[TASK DESCRIPTION]:
Go through the lines below. Copy those with "title".

########################################

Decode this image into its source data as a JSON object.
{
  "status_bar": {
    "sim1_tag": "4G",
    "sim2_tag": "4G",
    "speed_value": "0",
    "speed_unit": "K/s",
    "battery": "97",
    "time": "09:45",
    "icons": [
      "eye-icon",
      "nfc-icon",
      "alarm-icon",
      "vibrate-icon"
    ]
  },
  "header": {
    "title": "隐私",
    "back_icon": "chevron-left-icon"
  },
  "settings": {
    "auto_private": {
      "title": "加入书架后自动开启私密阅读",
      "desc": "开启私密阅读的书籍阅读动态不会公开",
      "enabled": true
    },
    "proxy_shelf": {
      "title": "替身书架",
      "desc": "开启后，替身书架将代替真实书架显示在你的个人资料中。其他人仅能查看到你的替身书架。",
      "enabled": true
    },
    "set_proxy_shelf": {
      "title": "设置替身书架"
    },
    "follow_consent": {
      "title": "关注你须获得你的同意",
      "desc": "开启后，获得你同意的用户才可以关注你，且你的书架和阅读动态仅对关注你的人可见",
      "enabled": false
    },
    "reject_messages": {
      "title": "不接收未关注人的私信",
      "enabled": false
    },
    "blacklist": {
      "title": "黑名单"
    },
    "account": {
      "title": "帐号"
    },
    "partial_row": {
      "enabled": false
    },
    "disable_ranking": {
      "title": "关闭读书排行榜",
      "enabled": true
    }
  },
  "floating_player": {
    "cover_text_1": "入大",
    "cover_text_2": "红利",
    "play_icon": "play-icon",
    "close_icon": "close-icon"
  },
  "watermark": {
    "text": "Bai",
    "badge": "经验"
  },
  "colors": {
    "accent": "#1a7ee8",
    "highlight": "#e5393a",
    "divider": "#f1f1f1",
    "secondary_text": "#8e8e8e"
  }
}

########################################

[FINISHED EXERCISE]:
    "title": "隐私",
      "title": "加入书架后自动开启私密阅读",
      "title": "替身书架",
      "title": "设置替身书架"
      "title": "关注你须获得你的同意",
      "title": "不接收未关注人的私信",
      "title": "黑名单"
      "title": "帐号"
      "title": "关闭读书排行榜",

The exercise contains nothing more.